> [Excerpts from an interface dataset]
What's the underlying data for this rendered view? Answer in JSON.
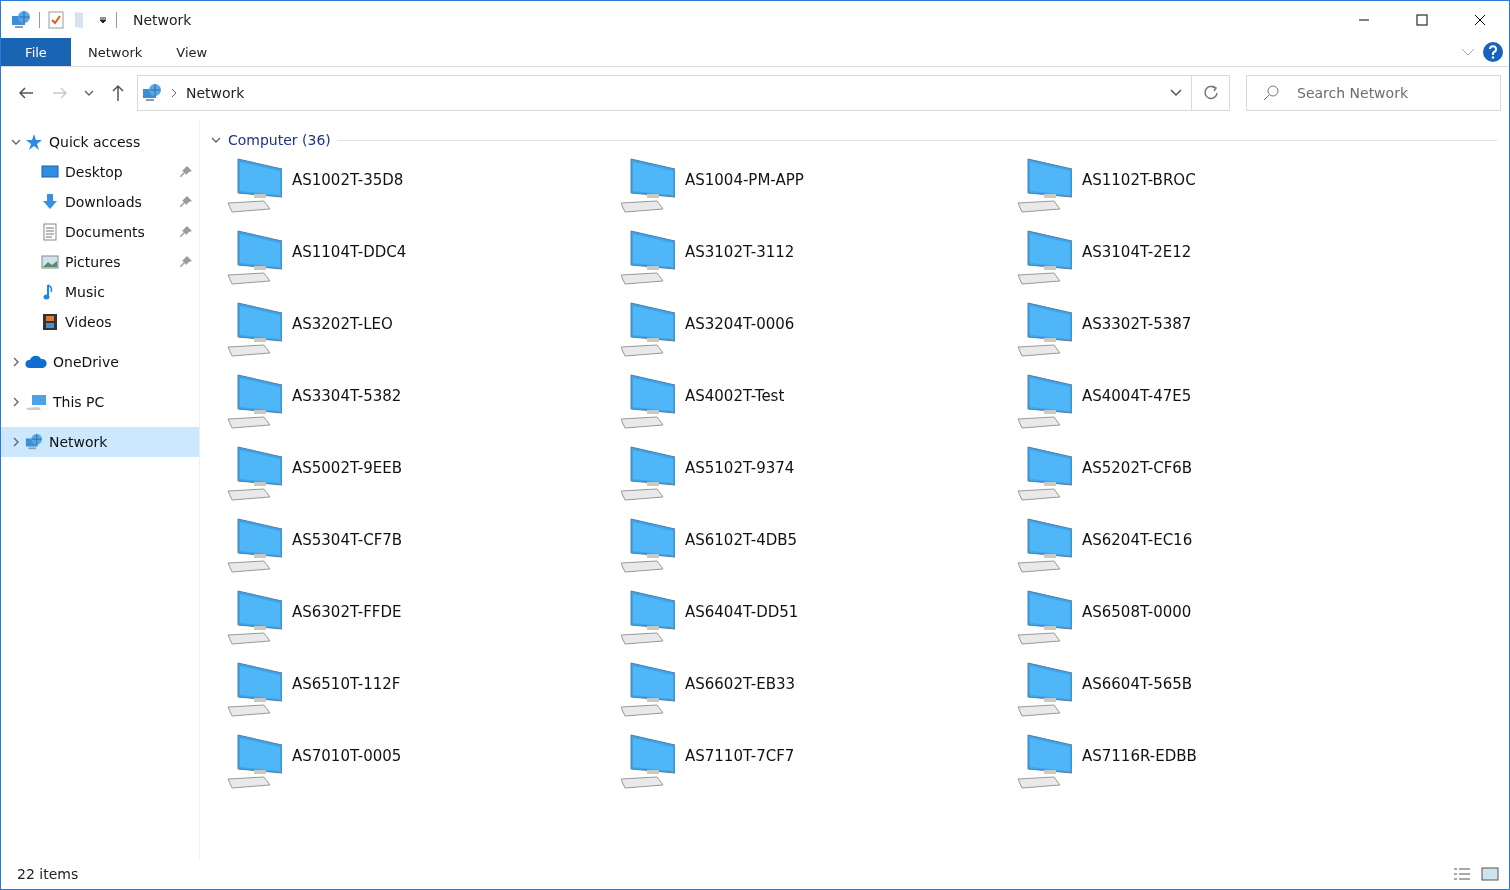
{
  "window": {
    "title": "Network"
  },
  "ribbon_tabs": [
    {
      "label": "File",
      "kind": "file"
    },
    {
      "label": "Network",
      "kind": "tab"
    },
    {
      "label": "View",
      "kind": "tab"
    }
  ],
  "address_bar": {
    "location": "Network"
  },
  "search": {
    "placeholder": "Search Network"
  },
  "sidebar": {
    "items": [
      {
        "label": "Quick access",
        "kind": "star",
        "expanded": true,
        "selected": false,
        "children": [
          {
            "label": "Desktop",
            "kind": "desktop",
            "pinned": true,
            "selected": false
          },
          {
            "label": "Downloads",
            "kind": "download",
            "pinned": true,
            "selected": false
          },
          {
            "label": "Documents",
            "kind": "document",
            "pinned": true,
            "selected": false
          },
          {
            "label": "Pictures",
            "kind": "picture",
            "pinned": true,
            "selected": false
          },
          {
            "label": "Music",
            "kind": "music",
            "pinned": false,
            "selected": false
          },
          {
            "label": "Videos",
            "kind": "video",
            "pinned": false,
            "selected": false
          }
        ]
      },
      {
        "label": "OneDrive",
        "kind": "cloud",
        "expanded": false,
        "selected": false
      },
      {
        "label": "This PC",
        "kind": "pc",
        "expanded": false,
        "selected": false
      },
      {
        "label": "Network",
        "kind": "network",
        "expanded": false,
        "selected": true
      }
    ]
  },
  "group": {
    "title": "Computer (36)",
    "expanded": true,
    "items": [
      "AS1002T-35D8",
      "AS1004-PM-APP",
      "AS1102T-BROC",
      "AS1104T-DDC4",
      "AS3102T-3112",
      "AS3104T-2E12",
      "AS3202T-LEO",
      "AS3204T-0006",
      "AS3302T-5387",
      "AS3304T-5382",
      "AS4002T-Test",
      "AS4004T-47E5",
      "AS5002T-9EEB",
      "AS5102T-9374",
      "AS5202T-CF6B",
      "AS5304T-CF7B",
      "AS6102T-4DB5",
      "AS6204T-EC16",
      "AS6302T-FFDE",
      "AS6404T-DD51",
      "AS6508T-0000",
      "AS6510T-112F",
      "AS6602T-EB33",
      "AS6604T-565B",
      "AS7010T-0005",
      "AS7110T-7CF7",
      "AS7116R-EDBB"
    ]
  },
  "status_bar": {
    "count": "22 items"
  }
}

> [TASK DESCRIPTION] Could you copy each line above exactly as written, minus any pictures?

> [SOLUTION TO THE EXERCISE]
What's the underlying data for this rendered view? Answer in JSON.
{
  "window": {
    "title": "Network"
  },
  "ribbon_tabs": [
    {
      "label": "File",
      "kind": "file"
    },
    {
      "label": "Network",
      "kind": "tab"
    },
    {
      "label": "View",
      "kind": "tab"
    }
  ],
  "address_bar": {
    "location": "Network"
  },
  "search": {
    "placeholder": "Search Network"
  },
  "sidebar": {
    "items": [
      {
        "label": "Quick access",
        "kind": "star",
        "expanded": true,
        "selected": false,
        "children": [
          {
            "label": "Desktop",
            "kind": "desktop",
            "pinned": true,
            "selected": false
          },
          {
            "label": "Downloads",
            "kind": "download",
            "pinned": true,
            "selected": false
          },
          {
            "label": "Documents",
            "kind": "document",
            "pinned": true,
            "selected": false
          },
          {
            "label": "Pictures",
            "kind": "picture",
            "pinned": true,
            "selected": false
          },
          {
            "label": "Music",
            "kind": "music",
            "pinned": false,
            "selected": false
          },
          {
            "label": "Videos",
            "kind": "video",
            "pinned": false,
            "selected": false
          }
        ]
      },
      {
        "label": "OneDrive",
        "kind": "cloud",
        "expanded": false,
        "selected": false
      },
      {
        "label": "This PC",
        "kind": "pc",
        "expanded": false,
        "selected": false
      },
      {
        "label": "Network",
        "kind": "network",
        "expanded": false,
        "selected": true
      }
    ]
  },
  "group": {
    "title": "Computer (36)",
    "expanded": true,
    "items": [
      "AS1002T-35D8",
      "AS1004-PM-APP",
      "AS1102T-BROC",
      "AS1104T-DDC4",
      "AS3102T-3112",
      "AS3104T-2E12",
      "AS3202T-LEO",
      "AS3204T-0006",
      "AS3302T-5387",
      "AS3304T-5382",
      "AS4002T-Test",
      "AS4004T-47E5",
      "AS5002T-9EEB",
      "AS5102T-9374",
      "AS5202T-CF6B",
      "AS5304T-CF7B",
      "AS6102T-4DB5",
      "AS6204T-EC16",
      "AS6302T-FFDE",
      "AS6404T-DD51",
      "AS6508T-0000",
      "AS6510T-112F",
      "AS6602T-EB33",
      "AS6604T-565B",
      "AS7010T-0005",
      "AS7110T-7CF7",
      "AS7116R-EDBB"
    ]
  },
  "status_bar": {
    "count": "22 items"
  }
}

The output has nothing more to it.